> **Exercise description**:
Each line of the records that includes "KONV" should be found and copied.

> **Source data**:

▼

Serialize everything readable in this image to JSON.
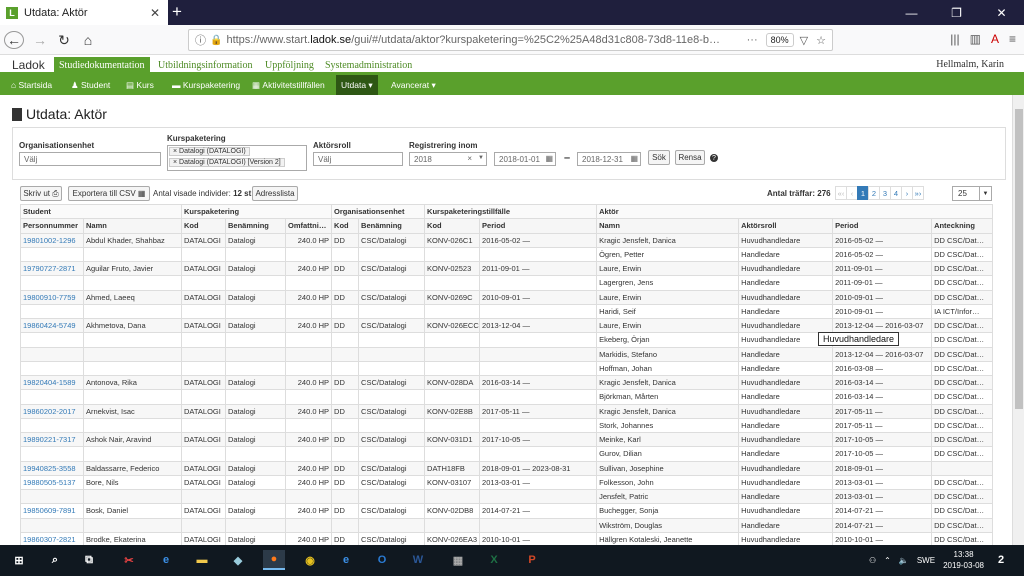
{
  "browser": {
    "tab_title": "Utdata: Aktör",
    "tab_logo": "L",
    "url_host": "https://www.start.",
    "url_domain": "ladok.se",
    "url_rest": "/gui/#/utdata/aktor?kurspaketering=%25C2%25A48d31c808-73d8-11e8-b…",
    "zoom": "80%"
  },
  "app": {
    "brand": "Ladok",
    "tabs": [
      "Studiedokumentation",
      "Utbildningsinformation",
      "Uppföljning",
      "Systemadministration"
    ],
    "user": "Hellmalm, Karin",
    "menu": [
      "Startsida",
      "Student",
      "Kurs",
      "Kurspaketering",
      "Aktivitetstillfällen",
      "Utdata ▾",
      "Avancerat ▾"
    ]
  },
  "page": {
    "title": "Utdata: Aktör"
  },
  "filters": {
    "org_label": "Organisationsenhet",
    "org_placeholder": "Välj",
    "kp_label": "Kurspaketering",
    "kp_tags": [
      "Datalogi (DATALOGI)",
      "Datalogi (DATALOGI) [Version 2]"
    ],
    "role_label": "Aktörsroll",
    "role_placeholder": "Välj",
    "reg_label": "Registrering inom",
    "reg_year": "2018",
    "date_from": "2018-01-01",
    "date_to": "2018-12-31",
    "search_btn": "Sök",
    "clear_btn": "Rensa",
    "dash": "–"
  },
  "toolbar": {
    "print_btn": "Skriv ut",
    "export_btn": "Exportera till CSV",
    "shown_label": "Antal visade individer:",
    "shown_count": "12 st",
    "address_btn": "Adresslista",
    "hits_label": "Antal träffar:",
    "hits_count": "276",
    "pages": [
      "«‹",
      "‹",
      "1",
      "2",
      "3",
      "4",
      "›",
      "»›"
    ],
    "per_page": "25"
  },
  "table": {
    "groups": [
      "Student",
      "Kurspaketering",
      "Organisationsenhet",
      "Kurspaketeringstillfälle",
      "Aktör"
    ],
    "headers": [
      "Personnummer",
      "Namn",
      "Kod",
      "Benämning",
      "Omfattni…",
      "Kod",
      "Benämning",
      "Kod",
      "Period",
      "Namn",
      "Aktörsroll",
      "Period",
      "Anteckning"
    ],
    "rows": [
      [
        "19801002-1296",
        "Abdul Khader, Shahbaz",
        "DATALOGI",
        "Datalogi",
        "240.0 HP",
        "DD",
        "CSC/Datalogi",
        "KONV-026C1",
        "2016-05-02 —",
        "Kragic Jensfelt, Danica",
        "Huvudhandledare",
        "2016-05-02 —",
        "DD CSC/Dat…"
      ],
      [
        "",
        "",
        "",
        "",
        "",
        "",
        "",
        "",
        "",
        "Ögren, Petter",
        "Handledare",
        "2016-05-02 —",
        "DD CSC/Dat…"
      ],
      [
        "19790727-2871",
        "Aguilar Fruto, Javier",
        "DATALOGI",
        "Datalogi",
        "240.0 HP",
        "DD",
        "CSC/Datalogi",
        "KONV-02523",
        "2011-09-01 —",
        "Laure, Erwin",
        "Huvudhandledare",
        "2011-09-01 —",
        "DD CSC/Dat…"
      ],
      [
        "",
        "",
        "",
        "",
        "",
        "",
        "",
        "",
        "",
        "Lagergren, Jens",
        "Handledare",
        "2011-09-01 —",
        "DD CSC/Dat…"
      ],
      [
        "19800910-7759",
        "Ahmed, Laeeq",
        "DATALOGI",
        "Datalogi",
        "240.0 HP",
        "DD",
        "CSC/Datalogi",
        "KONV-0269C",
        "2010-09-01 —",
        "Laure, Erwin",
        "Huvudhandledare",
        "2010-09-01 —",
        "DD CSC/Dat…"
      ],
      [
        "",
        "",
        "",
        "",
        "",
        "",
        "",
        "",
        "",
        "Haridi, Seif",
        "Handledare",
        "2010-09-01 —",
        "IA ICT/Infor…"
      ],
      [
        "19860424-5749",
        "Akhmetova, Dana",
        "DATALOGI",
        "Datalogi",
        "240.0 HP",
        "DD",
        "CSC/Datalogi",
        "KONV-026ECC",
        "2013-12-04 —",
        "Laure, Erwin",
        "Huvudhandledare",
        "2013-12-04 — 2016-03-07",
        "DD CSC/Dat…"
      ],
      [
        "",
        "",
        "",
        "",
        "",
        "",
        "",
        "",
        "",
        "Ekeberg, Örjan",
        "Huvudhandledare",
        "2016-03-08 —",
        "DD CSC/Dat…"
      ],
      [
        "",
        "",
        "",
        "",
        "",
        "",
        "",
        "",
        "",
        "Markidis, Stefano",
        "Handledare",
        "2013-12-04 — 2016-03-07",
        "DD CSC/Dat…"
      ],
      [
        "",
        "",
        "",
        "",
        "",
        "",
        "",
        "",
        "",
        "Hoffman, Johan",
        "Handledare",
        "2016-03-08 —",
        "DD CSC/Dat…"
      ],
      [
        "19820404-1589",
        "Antonova, Rika",
        "DATALOGI",
        "Datalogi",
        "240.0 HP",
        "DD",
        "CSC/Datalogi",
        "KONV-028DA",
        "2016-03-14 —",
        "Kragic Jensfelt, Danica",
        "Huvudhandledare",
        "2016-03-14 —",
        "DD CSC/Dat…"
      ],
      [
        "",
        "",
        "",
        "",
        "",
        "",
        "",
        "",
        "",
        "Björkman, Mårten",
        "Handledare",
        "2016-03-14 —",
        "DD CSC/Dat…"
      ],
      [
        "19860202-2017",
        "Arnekvist, Isac",
        "DATALOGI",
        "Datalogi",
        "240.0 HP",
        "DD",
        "CSC/Datalogi",
        "KONV-02E8B",
        "2017-05-11 —",
        "Kragic Jensfelt, Danica",
        "Huvudhandledare",
        "2017-05-11 —",
        "DD CSC/Dat…"
      ],
      [
        "",
        "",
        "",
        "",
        "",
        "",
        "",
        "",
        "",
        "Stork, Johannes",
        "Handledare",
        "2017-05-11 —",
        "DD CSC/Dat…"
      ],
      [
        "19890221-7317",
        "Ashok Nair, Aravind",
        "DATALOGI",
        "Datalogi",
        "240.0 HP",
        "DD",
        "CSC/Datalogi",
        "KONV-031D1",
        "2017-10-05 —",
        "Meinke, Karl",
        "Huvudhandledare",
        "2017-10-05 —",
        "DD CSC/Dat…"
      ],
      [
        "",
        "",
        "",
        "",
        "",
        "",
        "",
        "",
        "",
        "Gurov, Dilian",
        "Handledare",
        "2017-10-05 —",
        "DD CSC/Dat…"
      ],
      [
        "19940825-3558",
        "Baldassarre, Federico",
        "DATALOGI",
        "Datalogi",
        "240.0 HP",
        "DD",
        "CSC/Datalogi",
        "DATH18FB",
        "2018-09-01 — 2023-08-31",
        "Sullivan, Josephine",
        "Huvudhandledare",
        "2018-09-01 —",
        ""
      ],
      [
        "19880505-5137",
        "Bore, Nils",
        "DATALOGI",
        "Datalogi",
        "240.0 HP",
        "DD",
        "CSC/Datalogi",
        "KONV-03107",
        "2013-03-01 —",
        "Folkesson, John",
        "Huvudhandledare",
        "2013-03-01 —",
        "DD CSC/Dat…"
      ],
      [
        "",
        "",
        "",
        "",
        "",
        "",
        "",
        "",
        "",
        "Jensfelt, Patric",
        "Handledare",
        "2013-03-01 —",
        "DD CSC/Dat…"
      ],
      [
        "19850609-7891",
        "Bosk, Daniel",
        "DATALOGI",
        "Datalogi",
        "240.0 HP",
        "DD",
        "CSC/Datalogi",
        "KONV-02DB8",
        "2014-07-21 —",
        "Buchegger, Sonja",
        "Huvudhandledare",
        "2014-07-21 —",
        "DD CSC/Dat…"
      ],
      [
        "",
        "",
        "",
        "",
        "",
        "",
        "",
        "",
        "",
        "Wikström, Douglas",
        "Handledare",
        "2014-07-21 —",
        "DD CSC/Dat…"
      ],
      [
        "19860307-2821",
        "Brodke, Ekaterina",
        "DATALOGI",
        "Datalogi",
        "240.0 HP",
        "DD",
        "CSC/Datalogi",
        "KONV-026EA3",
        "2010-10-01 —",
        "Hällgren Kotaleski, Jeanette",
        "Huvudhandledare",
        "2010-10-01 —",
        "DD CSC/Dat…"
      ]
    ]
  },
  "tooltip": "Huvudhandledare",
  "taskbar": {
    "time": "13:38",
    "date": "2019-03-08",
    "lang": "SWE",
    "notifications": "2"
  }
}
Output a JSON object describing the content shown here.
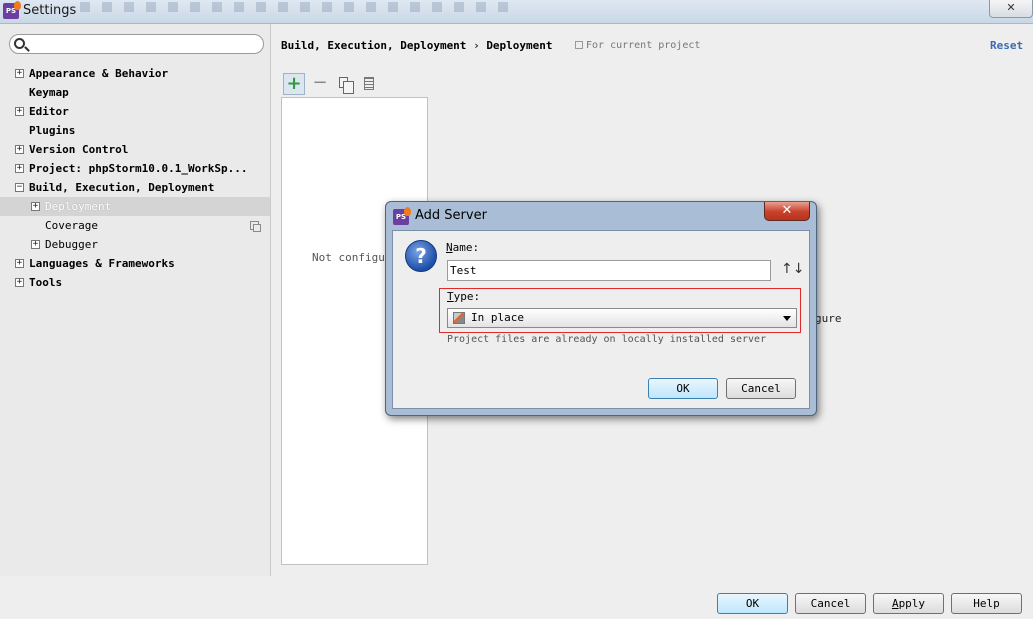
{
  "window": {
    "title": "Settings",
    "icon": "phpstorm-icon",
    "close_glyph": "✕"
  },
  "search": {
    "value": "",
    "placeholder": ""
  },
  "tree": [
    {
      "label": "Appearance & Behavior",
      "expander": "+"
    },
    {
      "label": "Keymap",
      "expander": ""
    },
    {
      "label": "Editor",
      "expander": "+"
    },
    {
      "label": "Plugins",
      "expander": ""
    },
    {
      "label": "Version Control",
      "expander": "+"
    },
    {
      "label": "Project: phpStorm10.0.1_WorkSp...",
      "expander": "+"
    },
    {
      "label": "Build, Execution, Deployment",
      "expander": "−"
    },
    {
      "label": "Deployment",
      "expander": "+",
      "selected": true
    },
    {
      "label": "Coverage",
      "expander": ""
    },
    {
      "label": "Debugger",
      "expander": "+"
    },
    {
      "label": "Languages & Frameworks",
      "expander": "+"
    },
    {
      "label": "Tools",
      "expander": "+"
    }
  ],
  "breadcrumb": {
    "parent": "Build, Execution, Deployment",
    "separator": "›",
    "current": "Deployment"
  },
  "scope_note": "For current project",
  "reset_label": "Reset",
  "toolbar": {
    "add": "+",
    "remove": "−"
  },
  "server_list": {
    "empty_text": "Not configur"
  },
  "configure_hint": "gure",
  "dialog": {
    "title": "Add Server",
    "close_glyph": "✕",
    "help_glyph": "?",
    "name_label": "Name:",
    "name_value": "Test",
    "sort_glyph": "↑↓",
    "type_label": "Type:",
    "type_value": "In place",
    "type_description": "Project files are already on locally installed server",
    "ok_label": "OK",
    "cancel_label": "Cancel"
  },
  "footer": {
    "ok": "OK",
    "cancel": "Cancel",
    "apply": "Apply",
    "help": "Help"
  }
}
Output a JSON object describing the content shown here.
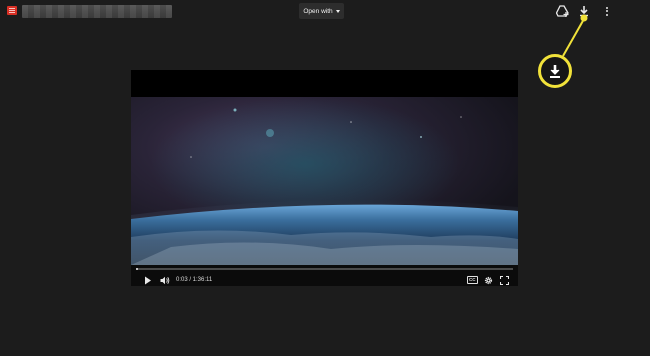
{
  "topbar": {
    "file_name": "",
    "open_with_label": "Open with"
  },
  "player": {
    "time": "0:03 / 1:36:11",
    "progress_fraction": 0.005,
    "cc_label": "CC"
  },
  "colors": {
    "background": "#1c1c1c",
    "callout_yellow": "#f1e23a",
    "file_icon_red": "#d93025"
  },
  "icons": {
    "file": "file-video-icon",
    "drive_add": "add-to-drive-icon",
    "download": "download-icon",
    "more": "more-vert-icon",
    "play": "play-icon",
    "volume": "volume-icon",
    "captions": "captions-icon",
    "settings": "gear-icon",
    "fullscreen": "fullscreen-icon"
  }
}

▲

> **Response**:
        "KONV-026C1",
        "KONV-02523",
        "KONV-0269C",
        "KONV-026ECC",
        "KONV-028DA",
        "KONV-02E8B",
        "KONV-031D1",
        "KONV-03107",
        "KONV-02DB8",
        "KONV-026EA3",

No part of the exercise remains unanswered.